Isopolity agreements offered states and their citizens a way to share most fully in each other's judicial systems, political processes, religious and cultural life, without giving up their prized mutual autonomy. Richard Billows, "International Relations," The Cambridge History of Greek and Roman Warfare, Volume I, 2007
In the nineteenth century, the British lawyer and legal theorist A. V. Dicey proposed the creation of a common citizenship, or “isopolity,” between the United States and the United Kingdom.

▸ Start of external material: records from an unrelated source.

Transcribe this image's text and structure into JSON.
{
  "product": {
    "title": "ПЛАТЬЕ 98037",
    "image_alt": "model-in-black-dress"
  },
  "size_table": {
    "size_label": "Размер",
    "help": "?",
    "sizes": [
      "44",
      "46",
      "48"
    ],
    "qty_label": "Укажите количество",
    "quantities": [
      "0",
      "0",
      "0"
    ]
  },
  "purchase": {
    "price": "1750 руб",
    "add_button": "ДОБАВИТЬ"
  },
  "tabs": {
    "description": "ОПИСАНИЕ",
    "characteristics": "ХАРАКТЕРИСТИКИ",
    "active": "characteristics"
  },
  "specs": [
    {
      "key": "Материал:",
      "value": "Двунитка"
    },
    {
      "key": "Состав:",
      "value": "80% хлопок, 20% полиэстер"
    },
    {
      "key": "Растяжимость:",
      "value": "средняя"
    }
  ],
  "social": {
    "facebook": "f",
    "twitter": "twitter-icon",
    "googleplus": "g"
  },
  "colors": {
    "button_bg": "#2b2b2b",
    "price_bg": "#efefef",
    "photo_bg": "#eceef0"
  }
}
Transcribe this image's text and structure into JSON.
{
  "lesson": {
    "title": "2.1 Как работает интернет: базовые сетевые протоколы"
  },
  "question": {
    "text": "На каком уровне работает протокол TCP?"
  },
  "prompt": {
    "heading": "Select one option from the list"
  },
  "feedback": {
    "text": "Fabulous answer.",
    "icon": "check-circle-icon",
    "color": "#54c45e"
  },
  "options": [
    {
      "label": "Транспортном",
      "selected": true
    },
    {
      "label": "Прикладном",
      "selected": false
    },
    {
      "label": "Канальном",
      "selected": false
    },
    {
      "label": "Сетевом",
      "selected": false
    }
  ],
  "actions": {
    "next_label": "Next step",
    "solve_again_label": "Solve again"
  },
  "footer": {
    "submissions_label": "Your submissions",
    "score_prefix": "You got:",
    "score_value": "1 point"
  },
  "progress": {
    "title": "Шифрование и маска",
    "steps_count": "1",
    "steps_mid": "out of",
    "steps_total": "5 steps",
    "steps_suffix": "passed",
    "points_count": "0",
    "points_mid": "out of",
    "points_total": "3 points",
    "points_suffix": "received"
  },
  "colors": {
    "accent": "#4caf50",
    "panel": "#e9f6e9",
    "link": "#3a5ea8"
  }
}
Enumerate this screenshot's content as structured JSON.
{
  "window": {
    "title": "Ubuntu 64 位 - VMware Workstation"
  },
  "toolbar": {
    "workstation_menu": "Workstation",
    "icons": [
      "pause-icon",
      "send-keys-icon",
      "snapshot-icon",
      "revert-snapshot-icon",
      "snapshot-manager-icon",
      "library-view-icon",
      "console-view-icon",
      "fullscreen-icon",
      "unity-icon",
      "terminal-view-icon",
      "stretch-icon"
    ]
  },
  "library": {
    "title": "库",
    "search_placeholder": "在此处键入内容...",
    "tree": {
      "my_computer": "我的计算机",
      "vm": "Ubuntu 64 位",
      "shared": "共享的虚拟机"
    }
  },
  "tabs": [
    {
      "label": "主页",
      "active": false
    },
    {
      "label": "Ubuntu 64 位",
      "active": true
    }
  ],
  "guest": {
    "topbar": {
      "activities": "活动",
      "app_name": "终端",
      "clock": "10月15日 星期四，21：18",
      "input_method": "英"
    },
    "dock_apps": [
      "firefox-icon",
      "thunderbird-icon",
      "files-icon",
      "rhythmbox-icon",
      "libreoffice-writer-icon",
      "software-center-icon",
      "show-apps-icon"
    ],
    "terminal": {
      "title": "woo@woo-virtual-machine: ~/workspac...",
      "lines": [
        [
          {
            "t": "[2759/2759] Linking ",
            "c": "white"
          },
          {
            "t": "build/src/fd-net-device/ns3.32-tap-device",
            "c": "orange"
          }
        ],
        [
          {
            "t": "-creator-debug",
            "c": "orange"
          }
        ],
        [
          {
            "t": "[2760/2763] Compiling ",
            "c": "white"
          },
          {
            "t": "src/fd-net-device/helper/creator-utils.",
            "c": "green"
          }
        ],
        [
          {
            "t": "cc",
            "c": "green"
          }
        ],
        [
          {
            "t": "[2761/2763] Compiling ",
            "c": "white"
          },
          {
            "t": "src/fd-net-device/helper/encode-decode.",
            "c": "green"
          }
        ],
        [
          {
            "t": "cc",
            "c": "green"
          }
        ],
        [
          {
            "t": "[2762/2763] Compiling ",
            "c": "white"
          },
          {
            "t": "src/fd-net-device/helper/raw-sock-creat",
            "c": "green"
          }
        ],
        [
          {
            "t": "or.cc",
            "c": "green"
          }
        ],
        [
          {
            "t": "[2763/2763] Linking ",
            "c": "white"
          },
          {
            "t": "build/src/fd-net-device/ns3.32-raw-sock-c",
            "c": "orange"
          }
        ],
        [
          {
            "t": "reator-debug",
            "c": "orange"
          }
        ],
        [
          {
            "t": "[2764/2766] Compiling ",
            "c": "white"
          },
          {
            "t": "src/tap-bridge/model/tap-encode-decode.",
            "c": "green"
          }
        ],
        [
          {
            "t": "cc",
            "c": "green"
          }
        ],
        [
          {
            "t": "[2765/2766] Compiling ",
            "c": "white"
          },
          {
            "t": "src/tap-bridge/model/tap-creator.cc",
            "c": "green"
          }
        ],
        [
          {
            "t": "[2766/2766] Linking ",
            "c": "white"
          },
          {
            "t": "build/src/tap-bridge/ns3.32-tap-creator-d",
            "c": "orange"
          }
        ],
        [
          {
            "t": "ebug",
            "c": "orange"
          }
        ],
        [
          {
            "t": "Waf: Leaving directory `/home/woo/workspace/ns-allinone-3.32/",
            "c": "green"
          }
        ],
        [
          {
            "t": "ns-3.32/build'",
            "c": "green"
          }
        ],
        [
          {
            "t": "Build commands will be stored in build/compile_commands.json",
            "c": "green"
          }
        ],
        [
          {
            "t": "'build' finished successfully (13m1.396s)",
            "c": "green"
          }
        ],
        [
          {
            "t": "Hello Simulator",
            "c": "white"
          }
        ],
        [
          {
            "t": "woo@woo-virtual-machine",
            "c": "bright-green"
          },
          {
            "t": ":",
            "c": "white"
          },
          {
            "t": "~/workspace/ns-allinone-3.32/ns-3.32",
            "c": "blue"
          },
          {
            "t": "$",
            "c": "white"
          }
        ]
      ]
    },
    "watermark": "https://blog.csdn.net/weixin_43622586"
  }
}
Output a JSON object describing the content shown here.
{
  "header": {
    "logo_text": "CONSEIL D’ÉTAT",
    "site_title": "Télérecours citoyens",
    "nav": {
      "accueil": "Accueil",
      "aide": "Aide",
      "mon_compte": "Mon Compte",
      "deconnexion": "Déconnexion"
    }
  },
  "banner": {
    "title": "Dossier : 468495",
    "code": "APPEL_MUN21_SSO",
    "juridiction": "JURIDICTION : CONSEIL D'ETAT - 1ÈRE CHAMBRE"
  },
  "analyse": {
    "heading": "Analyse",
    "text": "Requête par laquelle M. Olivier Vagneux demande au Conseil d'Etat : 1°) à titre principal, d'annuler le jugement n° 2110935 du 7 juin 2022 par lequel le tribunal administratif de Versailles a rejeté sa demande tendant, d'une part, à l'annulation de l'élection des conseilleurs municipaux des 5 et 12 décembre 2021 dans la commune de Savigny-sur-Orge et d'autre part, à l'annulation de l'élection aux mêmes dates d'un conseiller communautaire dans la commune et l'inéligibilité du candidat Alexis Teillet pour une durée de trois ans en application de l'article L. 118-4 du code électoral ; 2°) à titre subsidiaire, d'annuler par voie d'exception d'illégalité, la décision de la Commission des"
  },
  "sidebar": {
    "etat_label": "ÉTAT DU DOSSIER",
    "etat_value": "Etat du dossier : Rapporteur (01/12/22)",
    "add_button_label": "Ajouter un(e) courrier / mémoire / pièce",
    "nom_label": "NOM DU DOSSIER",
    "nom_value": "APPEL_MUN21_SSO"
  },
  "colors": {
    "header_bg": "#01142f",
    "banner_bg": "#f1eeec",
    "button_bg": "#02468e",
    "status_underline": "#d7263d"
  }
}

Linda Kinstler, "A New Way for the Wealthy to Shop for Citizenships," The New Yorker, June 11, 2016
Origin of isopolity
1830-1840
The Greek philosopher Aristotle (384-322 b.c.) was the first author to use isopolīteía “equality of civic rights.” Isopolīteía applied to individuals and communities; it also meant reciprocity of such rights between states (as by treaty). Polīteía “citizenship, daily life of a citizen, body of citizens; government, polity, constitution” is a derivative of the noun pólis “citadel (of a city), city, one’s city or country.” Pólis comes the very complicated Proto-Indo-European root pel-, pelǝ-, plē- “citadel, fortified elevation, city.” The same root yields the Sanskrit noun pū́r “citadel, city” (Singapur “Singapore” means “Lion City”), and Lithuanian pilìs “citadel, castle.” Isopolity entered English in the 19th century.